Remove all casts. Rinse drainage layer thoroughly catching all liquid. Replace the contents that were put aside and commence the feeding, forking, watering process when required.
Your bath worm farm will ultimately digest about 1-2 litres of mixed organic waste a day.
|Too much for population
|Fruit/vinegar flies around farm or small white bugs and worms
|Cover food with damp paper and add Lime to increase pH
|Worms climbing up sides/worms very fat and pale
|Add paper products and dry leaves, gently fork holes in the working layer
|Too dry or acidic
|Add water/lime. If your worm farm is on legs, place each leg in a container of water to stop such pests from getting in.
|Food rotting and not eaten
|Too much food/wrong food/ pieces too big
|Add less food, break into small pieces
|No worm tea
|Not enough water
1000 is OK, but a bin takes some time to get going; 2000 worms (500gms) will get a bin working much more quickly and efficiently.
Worms like a mix of fruit and vegetables (70%) and carbon material (30%). Carbon material includes scrunched up envelopes, handee towels, tissues, shredded paper - any paper that is NOT shiny and coloured or plastic coated is OK. Worms don't like citrus, bread, meat, onions, garlic, excess kiwifruit of large amounts of grass and leaves.
Add a decent sprinkling of lime and wait a day or two. If you still have flies, add more lime and carbon material (e.g., paper or dried leaves).
A small handful of lime or gypsum once a month helps to keep the food sweet.
Add to the bin as follows: 1-2 weeks: empty out your fridge of any fruit and vegetables 2-3 weeks: dried grass or coconut fibre from a garden centre or worm grower 4+ weeks: coconut fibre block from garden centre or worm grower.
Worm tea is very high in nitrogen and needs to be watered down to about 1:10, or so it is the colour of weak tea. The liquid is so rich that it can be harmful if not diluted.
Worm casts can be mixed with potting mix, seed raising mix and compost (about 20% casts to 80% mix), and is the perfect medium into which to plant seedlings, plants and trees. Casts do not have to be diluted for use in the garden, but make sure they are mixed in to the soil. For best results, add compost and mulch as soil cover.
Disclaimers and Copyright
While every endeavour has been taken by the Napier City Council to ensure that the information on this website is accurate and up to date, Napier City Council shall not be liable for any loss suffered through the use, directly or indirectly, of information on this website. Information contained has been assembled in good faith. Some of the information available in this site is from the New Zealand Public domain and supplied by relevant government agencies. Napier City Council cannot accept any liability for its accuracy or content. Portions of the information and material on this site, including data, pages, documents, online graphics and images are protected by copyright, unless specifically notified to the contrary. Externally sourced information or material is copyright to the respective provider.

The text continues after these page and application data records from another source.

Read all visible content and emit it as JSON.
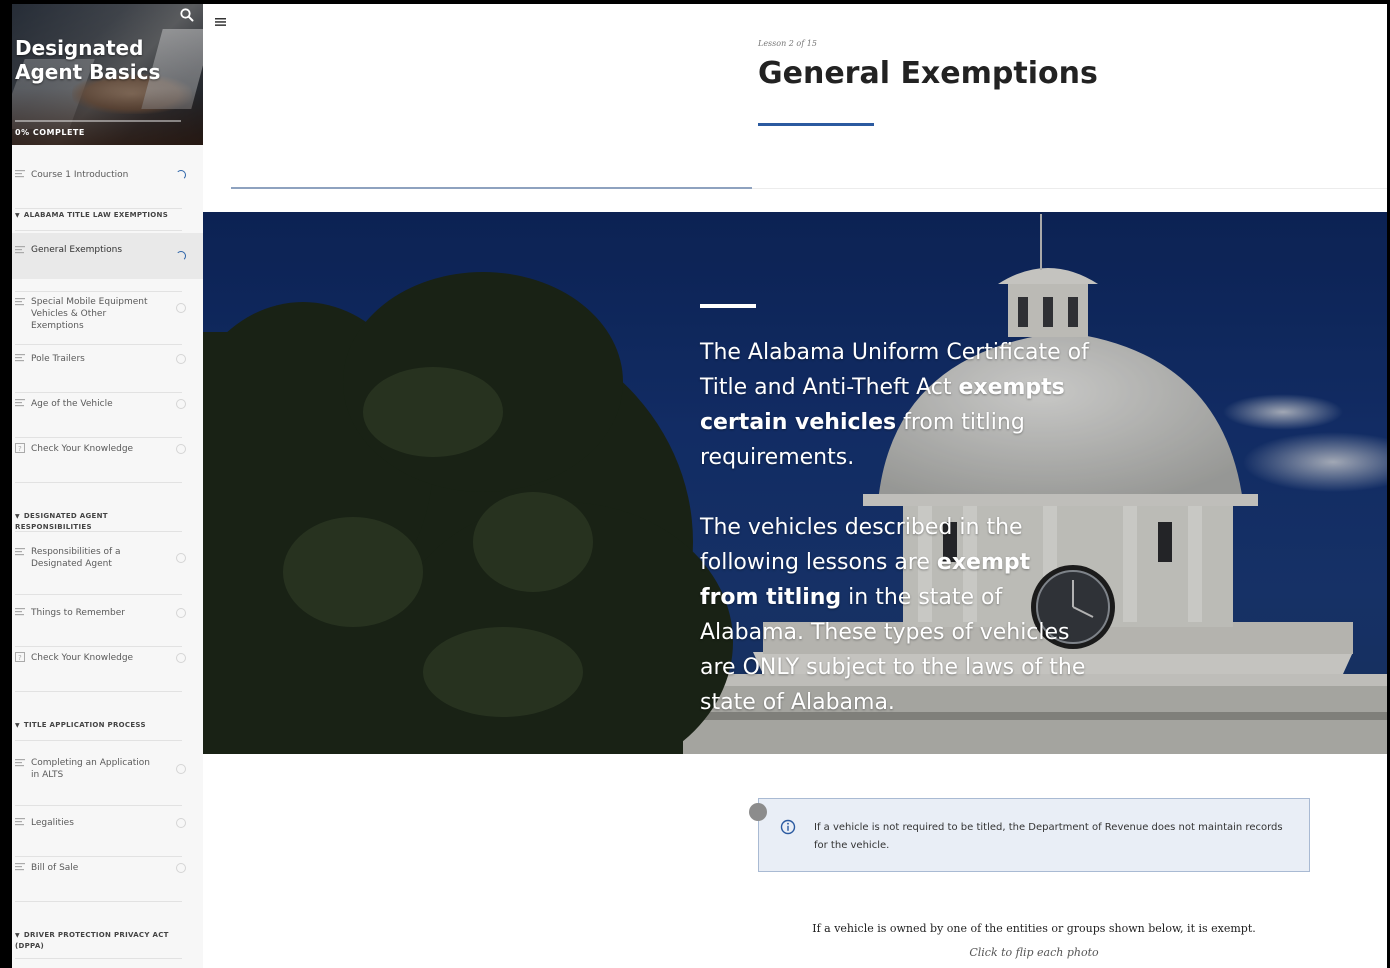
{
  "course": {
    "title": "Designated Agent Basics",
    "progress_text": "0% COMPLETE",
    "progress_fraction": 0
  },
  "sidebar": {
    "items": [
      {
        "kind": "lesson",
        "label": "Course 1 Introduction",
        "status": "in-progress",
        "icon": "lines-icon"
      },
      {
        "kind": "section",
        "label": "ALABAMA TITLE LAW EXEMPTIONS"
      },
      {
        "kind": "lesson",
        "label": "General Exemptions",
        "status": "in-progress",
        "icon": "lines-icon",
        "current": true
      },
      {
        "kind": "lesson",
        "label": "Special Mobile Equipment Vehicles & Other Exemptions",
        "status": "not-started",
        "icon": "lines-icon"
      },
      {
        "kind": "lesson",
        "label": "Pole Trailers",
        "status": "not-started",
        "icon": "lines-icon"
      },
      {
        "kind": "lesson",
        "label": "Age of the Vehicle",
        "status": "not-started",
        "icon": "lines-icon"
      },
      {
        "kind": "lesson",
        "label": "Check Your Knowledge",
        "status": "not-started",
        "icon": "quiz-icon"
      },
      {
        "kind": "section",
        "label": "DESIGNATED AGENT RESPONSIBILITIES"
      },
      {
        "kind": "lesson",
        "label": "Responsibilities of a Designated Agent",
        "status": "not-started",
        "icon": "lines-icon"
      },
      {
        "kind": "lesson",
        "label": "Things to Remember",
        "status": "not-started",
        "icon": "lines-icon"
      },
      {
        "kind": "lesson",
        "label": "Check Your Knowledge",
        "status": "not-started",
        "icon": "quiz-icon"
      },
      {
        "kind": "section",
        "label": "TITLE APPLICATION PROCESS"
      },
      {
        "kind": "lesson",
        "label": "Completing an Application in ALTS",
        "status": "not-started",
        "icon": "lines-icon"
      },
      {
        "kind": "lesson",
        "label": "Legalities",
        "status": "not-started",
        "icon": "lines-icon"
      },
      {
        "kind": "lesson",
        "label": "Bill of Sale",
        "status": "not-started",
        "icon": "lines-icon"
      },
      {
        "kind": "section",
        "label": "DRIVER PROTECTION PRIVACY ACT (DPPA)"
      }
    ]
  },
  "lesson": {
    "counter": "Lesson 2 of 15",
    "title": "General Exemptions"
  },
  "banner": {
    "p1": [
      {
        "t": "The Alabama Uniform Certificate of Title and Anti-Theft Act ",
        "b": false
      },
      {
        "t": "exempts certain vehicles",
        "b": true
      },
      {
        "t": " from titling requirements.",
        "b": false
      }
    ],
    "p2": [
      {
        "t": "The vehicles described in the following lessons are ",
        "b": false
      },
      {
        "t": "exempt from titling",
        "b": true
      },
      {
        "t": " in the state of Alabama. These types of vehicles are ONLY subject to the laws of the state of Alabama.",
        "b": false
      }
    ]
  },
  "callout": {
    "text": "If a vehicle is not required to be titled, the Department of Revenue does not maintain records for the vehicle."
  },
  "body": {
    "intro": "If a vehicle is owned by one of the entities or groups shown below, it is exempt.",
    "hint": "Click to flip each photo"
  },
  "colors": {
    "accent": "#2b5aa0",
    "callout_bg": "#e9eef6",
    "callout_border": "#a9bad3"
  }
}
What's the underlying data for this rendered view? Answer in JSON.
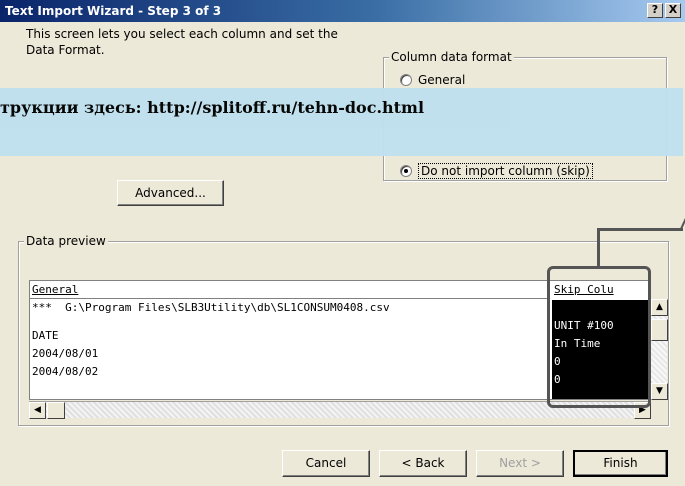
{
  "window": {
    "title": "Text Import Wizard - Step 3 of 3",
    "help_label": "?",
    "close_label": "X"
  },
  "description": "This screen lets you select each column and set the Data Format.",
  "column_format": {
    "group_label": "Column data format",
    "options": [
      {
        "label": "General",
        "selected": false
      },
      {
        "label": "Do not import column (skip)",
        "selected": true
      }
    ]
  },
  "banner_text": "трукции здесь: http://splitoff.ru/tehn-doc.html",
  "advanced_label": "Advanced...",
  "data_preview": {
    "group_label": "Data preview",
    "header_general": "General",
    "header_skip": "Skip Colu",
    "rows": [
      "***  G:\\Program Files\\SLB3Utility\\db\\SL1CONSUM0408.csv",
      "",
      "DATE",
      "2004/08/01",
      "2004/08/02"
    ],
    "skip_rows": [
      "",
      "UNIT #100",
      "In Time",
      "0",
      "0"
    ]
  },
  "buttons": {
    "cancel": "Cancel",
    "back": "< Back",
    "next": "Next >",
    "finish": "Finish"
  }
}
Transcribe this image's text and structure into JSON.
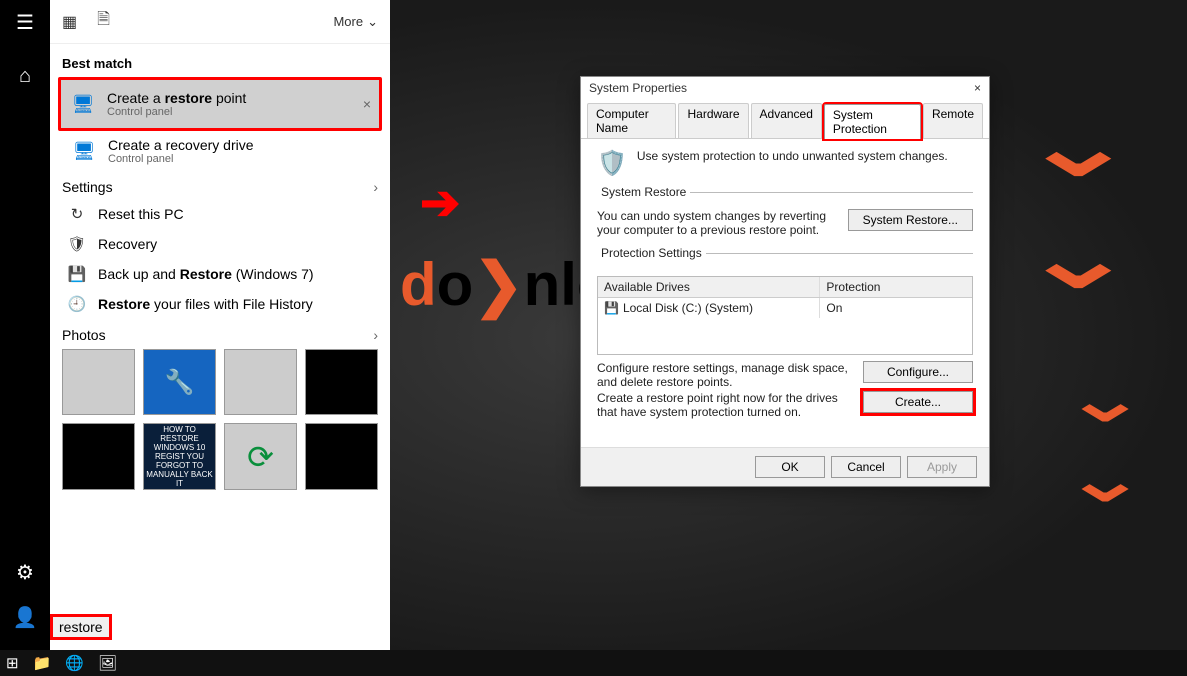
{
  "start": {
    "more": "More",
    "best_match": "Best match",
    "results": [
      {
        "title": "Create a restore point",
        "bold_word": "restore",
        "sub": "Control panel",
        "selected": true
      },
      {
        "title": "Create a recovery drive",
        "sub": "Control panel"
      }
    ],
    "settings_header": "Settings",
    "settings": [
      {
        "icon": "↻",
        "label": "Reset this PC"
      },
      {
        "icon": "🛡",
        "label": "Recovery"
      },
      {
        "icon": "💾",
        "label_pre": "Back up and ",
        "bold": "Restore",
        "label_post": " (Windows 7)"
      },
      {
        "icon": "🕘",
        "label_pre": "",
        "bold": "Restore",
        "label_post": " your files with File History"
      }
    ],
    "photos_header": "Photos",
    "search_value": "restore"
  },
  "arrow_icon": "➔",
  "sp": {
    "title": "System Properties",
    "tabs": [
      "Computer Name",
      "Hardware",
      "Advanced",
      "System Protection",
      "Remote"
    ],
    "active_tab": "System Protection",
    "intro": "Use system protection to undo unwanted system changes.",
    "restore": {
      "legend": "System Restore",
      "text": "You can undo system changes by reverting your computer to a previous restore point.",
      "button": "System Restore..."
    },
    "protection": {
      "legend": "Protection Settings",
      "col1": "Available Drives",
      "col2": "Protection",
      "drive": "Local Disk (C:) (System)",
      "status": "On",
      "configure_text": "Configure restore settings, manage disk space, and delete restore points.",
      "configure_btn": "Configure...",
      "create_text": "Create a restore point right now for the drives that have system protection turned on.",
      "create_btn": "Create..."
    },
    "buttons": {
      "ok": "OK",
      "cancel": "Cancel",
      "apply": "Apply"
    }
  }
}
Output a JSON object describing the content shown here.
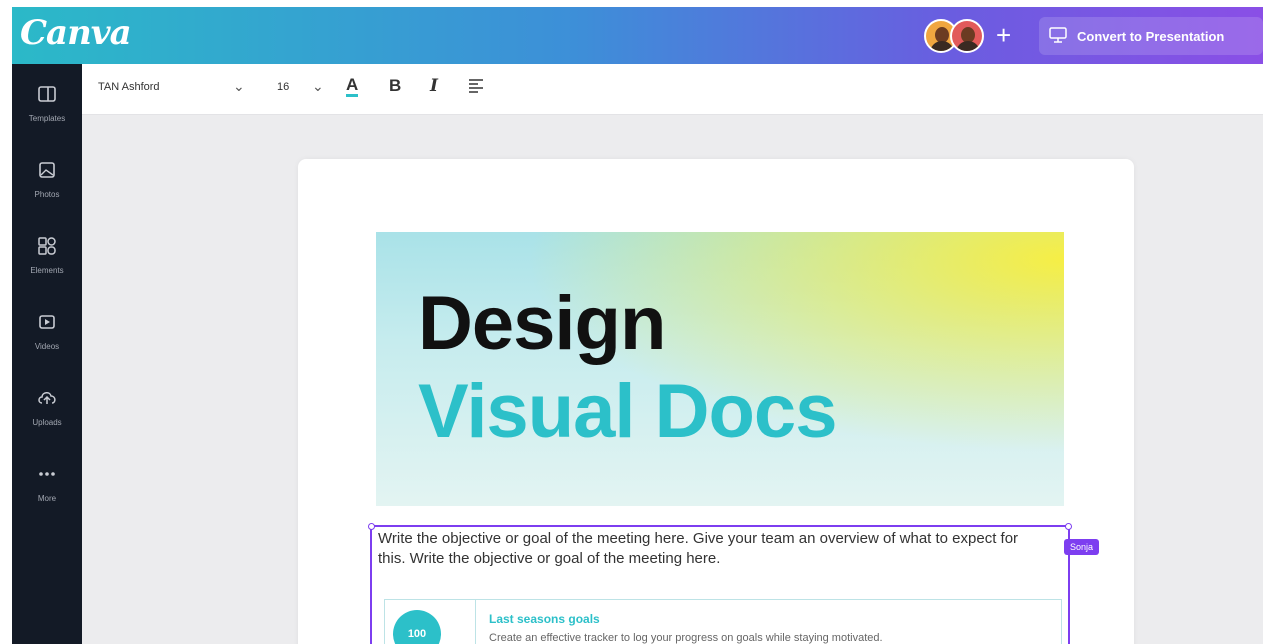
{
  "header": {
    "logo": "Canva",
    "add_label": "+",
    "convert_label": "Convert to Presentation"
  },
  "sidebar": {
    "items": [
      {
        "label": "Templates",
        "icon": "templates-icon"
      },
      {
        "label": "Photos",
        "icon": "photos-icon"
      },
      {
        "label": "Elements",
        "icon": "elements-icon"
      },
      {
        "label": "Videos",
        "icon": "videos-icon"
      },
      {
        "label": "Uploads",
        "icon": "uploads-icon"
      },
      {
        "label": "More",
        "icon": "more-icon"
      }
    ]
  },
  "toolbar": {
    "font_name": "TAN Ashford",
    "font_size": "16",
    "text_color_glyph": "A",
    "bold_glyph": "B",
    "italic_glyph": "I"
  },
  "document": {
    "hero_title": "Design",
    "hero_subtitle": "Visual Docs",
    "body_text": "Write the objective or goal of the meeting here. Give your team an overview of what to expect for this. Write the objective or goal of the meeting here.",
    "collaborator_tag": "Sonja",
    "goals_title": "Last seasons goals",
    "goals_text": "Create an effective tracker to log your progress on goals while staying motivated.",
    "goals_badge": "100"
  },
  "colors": {
    "brand_teal": "#2cc0c9",
    "selection_purple": "#7d3ef0",
    "sidebar_bg": "#131a26"
  }
}
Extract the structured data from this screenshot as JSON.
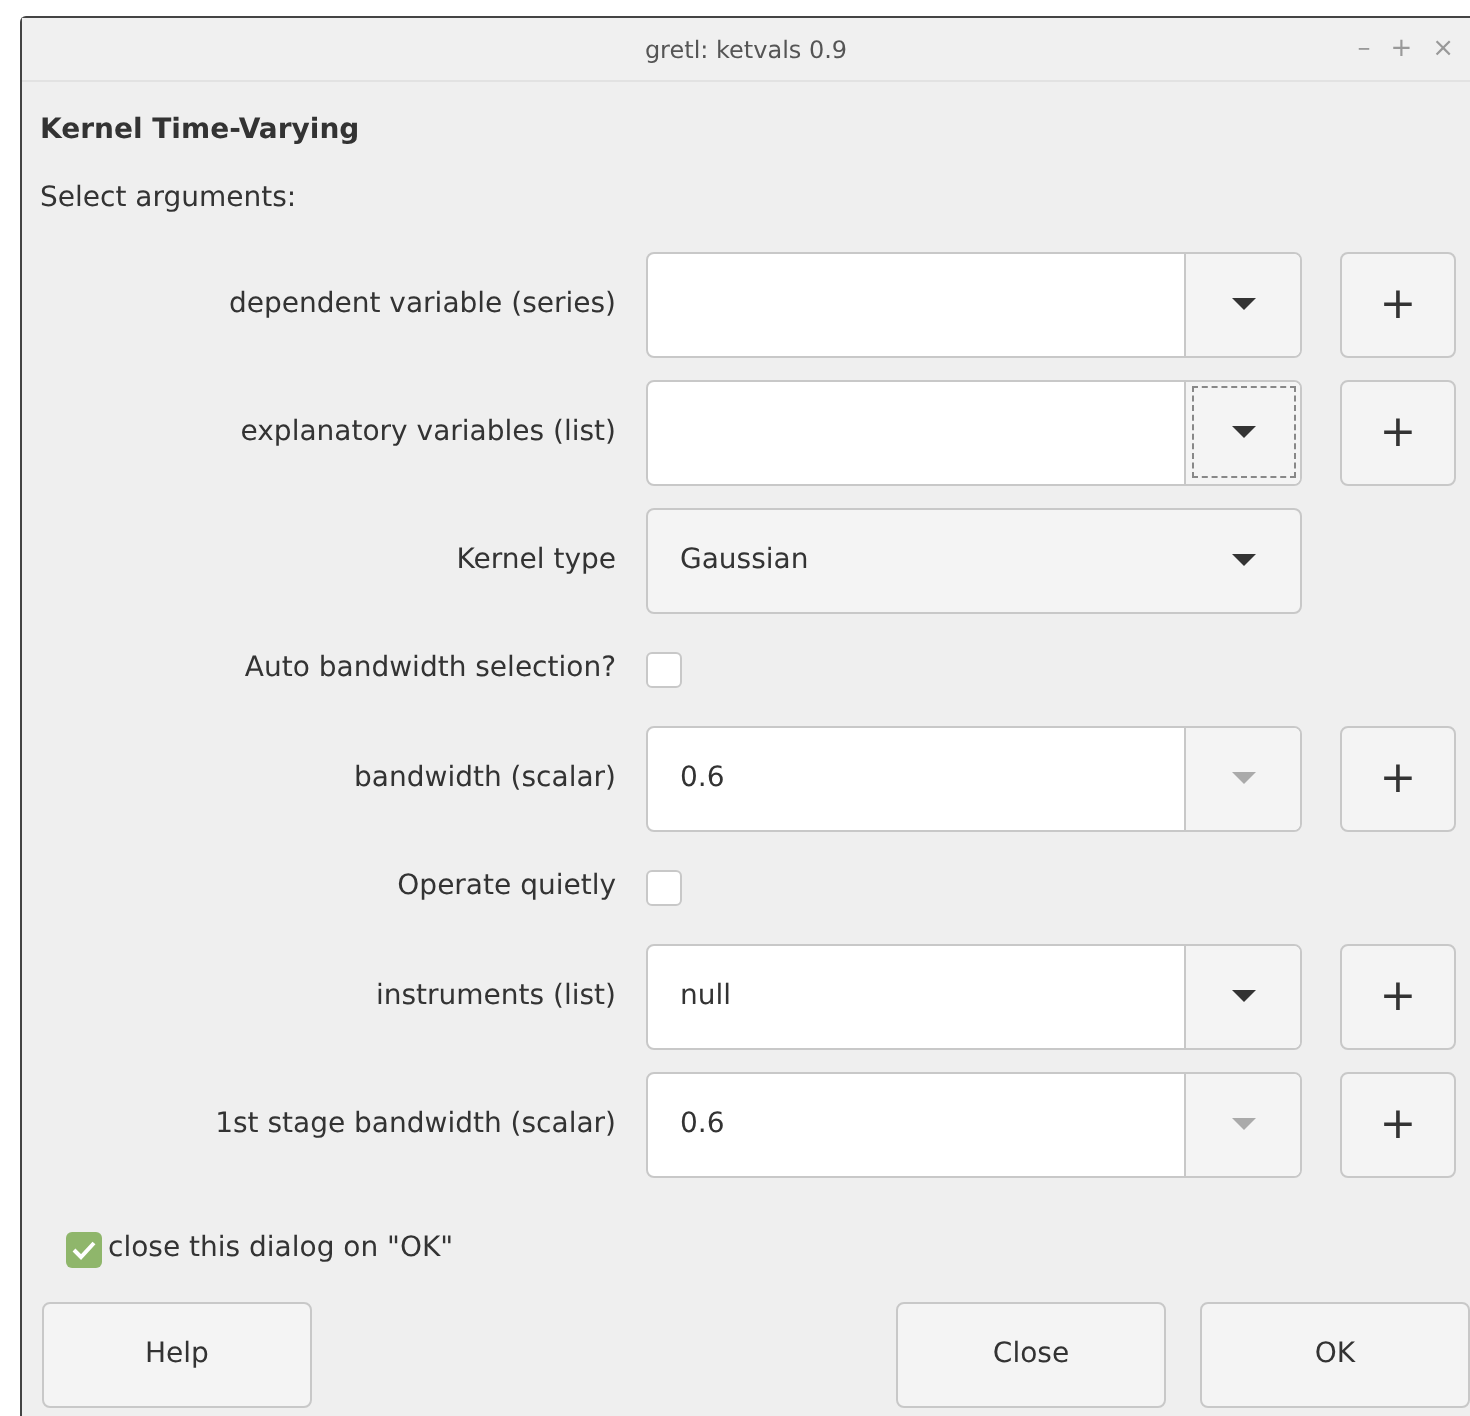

© Napier City Council - www.napier.govt.nz / +64 6 835 7579 / firstname.lastname@example.org